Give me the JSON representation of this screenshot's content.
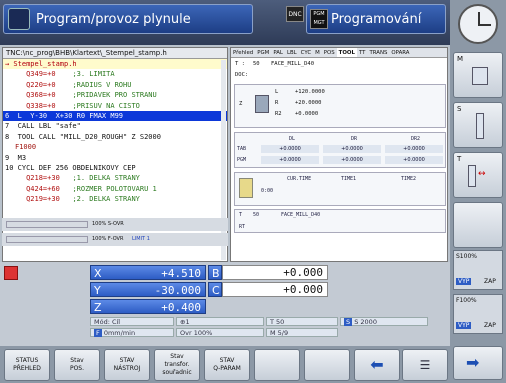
{
  "header": {
    "left_mode": "Program/provoz plynule",
    "right_mode": "Programování",
    "dnc": "DNC",
    "pgm_badge_line1": "PGM",
    "pgm_badge_line2": "MGT"
  },
  "program": {
    "path": "TNC:\\nc_prog\\BHB\\Klartext\\_Stempel_stamp.h",
    "title": "→ Stempel_stamp.h",
    "lines": [
      {
        "num": "Q349=+0",
        "com": ";3. LIMITA"
      },
      {
        "num": "Q220=+0",
        "com": ";RADIUS V ROHU"
      },
      {
        "num": "Q368=+0",
        "com": ";PRIDAVEK PRO STRANU"
      },
      {
        "num": "Q338=+0",
        "com": ";PRISUV NA CISTO"
      }
    ],
    "active_line": "6  L  Y-30  X+30 R0 FMAX M99",
    "line7": "7  CALL LBL \"safe\"",
    "line8": "8  TOOL CALL \"MILL_D20_ROUGH\" Z S2000",
    "line8b": "F1000",
    "line9": "9  M3",
    "line10": "10 CYCL DEF 256 OBDELNIKOVY CEP",
    "cycle_lines": [
      {
        "num": "Q218=+30",
        "com": ";1. DELKA STRANY"
      },
      {
        "num": "Q424=+60",
        "com": ";ROZMER POLOTOVARU 1"
      },
      {
        "num": "Q219=+30",
        "com": ";2. DELKA STRANY"
      }
    ]
  },
  "overrides": {
    "s_ovr": "100% S-OVR",
    "f_ovr": "100% F-OVR",
    "limit": "LIMIT 1"
  },
  "status": {
    "tabs": [
      "Přehled",
      "PGM",
      "PAL",
      "LBL",
      "CYC",
      "M",
      "POS",
      "TOOL",
      "TT",
      "TRANS",
      "OPARA"
    ],
    "active_tab": "TOOL",
    "t_label": "T :",
    "t_num": "50",
    "t_name": "FACE_MILL_D40",
    "doc_label": "DOC:",
    "L_label": "L",
    "L_val": "+120.0000",
    "R_label": "R",
    "R_val": "+20.0000",
    "R2_label": "R2",
    "R2_val": "+0.0000",
    "axis_label": "Z",
    "h_dl": "DL",
    "h_dr": "DR",
    "h_dr2": "DR2",
    "row_tab": "TAB",
    "row_pgm": "PGM",
    "tab_dl": "+0.0000",
    "tab_dr": "+0.0000",
    "tab_dr2": "+0.0000",
    "pgm_dl": "+0.0000",
    "pgm_dr": "+0.0000",
    "pgm_dr2": "+0.0000",
    "h_cur": "CUR.TIME",
    "h_t1": "TIME1",
    "h_t2": "TIME2",
    "cur_time": "0:00",
    "t2_label": "T",
    "t2_num": "50",
    "t2_name": "FACE_MILL_D40",
    "rt_label": "RT"
  },
  "position": {
    "x_label": "X",
    "x_val": "+4.510",
    "b_label": "B",
    "b_val": "+0.000",
    "y_label": "Y",
    "y_val": "-30.000",
    "c_label": "C",
    "c_val": "+0.000",
    "z_label": "Z",
    "z_val": "+0.400",
    "mode": "Mód: Cíl",
    "preset": "1",
    "tool": "T 50",
    "spindle": "S 2000",
    "feed": "0mm/min",
    "ovr": "Ovr 100%",
    "m": "M 5/9"
  },
  "softkeys_bottom": [
    {
      "l1": "STATUS",
      "l2": "PŘEHLED"
    },
    {
      "l1": "Stav",
      "l2": "POS."
    },
    {
      "l1": "STAV",
      "l2": "NÁSTROJ"
    },
    {
      "l1": "Stav",
      "l2": "transfor.",
      "l3": "souřadnic"
    },
    {
      "l1": "STAV",
      "l2": "Q-PARAM"
    }
  ],
  "softkeys_right": {
    "m": "M",
    "s": "S",
    "t": "T",
    "s100": "S100%",
    "vyp": "VYP",
    "zap": "ZAP",
    "f100": "F100%",
    "vyp2": "VYP",
    "zap2": "ZAP"
  }
}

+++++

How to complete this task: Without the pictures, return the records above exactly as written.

Output for this exercise:
Give me the JSON representation of this screenshot's content.
{
  "header": {
    "left_mode": "Program/provoz plynule",
    "right_mode": "Programování",
    "dnc": "DNC",
    "pgm_badge_line1": "PGM",
    "pgm_badge_line2": "MGT"
  },
  "program": {
    "path": "TNC:\\nc_prog\\BHB\\Klartext\\_Stempel_stamp.h",
    "title": "→ Stempel_stamp.h",
    "lines": [
      {
        "num": "Q349=+0",
        "com": ";3. LIMITA"
      },
      {
        "num": "Q220=+0",
        "com": ";RADIUS V ROHU"
      },
      {
        "num": "Q368=+0",
        "com": ";PRIDAVEK PRO STRANU"
      },
      {
        "num": "Q338=+0",
        "com": ";PRISUV NA CISTO"
      }
    ],
    "active_line": "6  L  Y-30  X+30 R0 FMAX M99",
    "line7": "7  CALL LBL \"safe\"",
    "line8": "8  TOOL CALL \"MILL_D20_ROUGH\" Z S2000",
    "line8b": "F1000",
    "line9": "9  M3",
    "line10": "10 CYCL DEF 256 OBDELNIKOVY CEP",
    "cycle_lines": [
      {
        "num": "Q218=+30",
        "com": ";1. DELKA STRANY"
      },
      {
        "num": "Q424=+60",
        "com": ";ROZMER POLOTOVARU 1"
      },
      {
        "num": "Q219=+30",
        "com": ";2. DELKA STRANY"
      }
    ]
  },
  "overrides": {
    "s_ovr": "100% S-OVR",
    "f_ovr": "100% F-OVR",
    "limit": "LIMIT 1"
  },
  "status": {
    "tabs": [
      "Přehled",
      "PGM",
      "PAL",
      "LBL",
      "CYC",
      "M",
      "POS",
      "TOOL",
      "TT",
      "TRANS",
      "OPARA"
    ],
    "active_tab": "TOOL",
    "t_label": "T :",
    "t_num": "50",
    "t_name": "FACE_MILL_D40",
    "doc_label": "DOC:",
    "L_label": "L",
    "L_val": "+120.0000",
    "R_label": "R",
    "R_val": "+20.0000",
    "R2_label": "R2",
    "R2_val": "+0.0000",
    "axis_label": "Z",
    "h_dl": "DL",
    "h_dr": "DR",
    "h_dr2": "DR2",
    "row_tab": "TAB",
    "row_pgm": "PGM",
    "tab_dl": "+0.0000",
    "tab_dr": "+0.0000",
    "tab_dr2": "+0.0000",
    "pgm_dl": "+0.0000",
    "pgm_dr": "+0.0000",
    "pgm_dr2": "+0.0000",
    "h_cur": "CUR.TIME",
    "h_t1": "TIME1",
    "h_t2": "TIME2",
    "cur_time": "0:00",
    "t2_label": "T",
    "t2_num": "50",
    "t2_name": "FACE_MILL_D40",
    "rt_label": "RT"
  },
  "position": {
    "x_label": "X",
    "x_val": "+4.510",
    "b_label": "B",
    "b_val": "+0.000",
    "y_label": "Y",
    "y_val": "-30.000",
    "c_label": "C",
    "c_val": "+0.000",
    "z_label": "Z",
    "z_val": "+0.400",
    "mode": "Mód: Cíl",
    "preset": "1",
    "tool": "T 50",
    "spindle": "S 2000",
    "feed": "0mm/min",
    "ovr": "Ovr 100%",
    "m": "M 5/9"
  },
  "softkeys_bottom": [
    {
      "l1": "STATUS",
      "l2": "PŘEHLED"
    },
    {
      "l1": "Stav",
      "l2": "POS."
    },
    {
      "l1": "STAV",
      "l2": "NÁSTROJ"
    },
    {
      "l1": "Stav",
      "l2": "transfor.",
      "l3": "souřadnic"
    },
    {
      "l1": "STAV",
      "l2": "Q-PARAM"
    }
  ],
  "softkeys_right": {
    "m": "M",
    "s": "S",
    "t": "T",
    "s100": "S100%",
    "vyp": "VYP",
    "zap": "ZAP",
    "f100": "F100%",
    "vyp2": "VYP",
    "zap2": "ZAP"
  }
}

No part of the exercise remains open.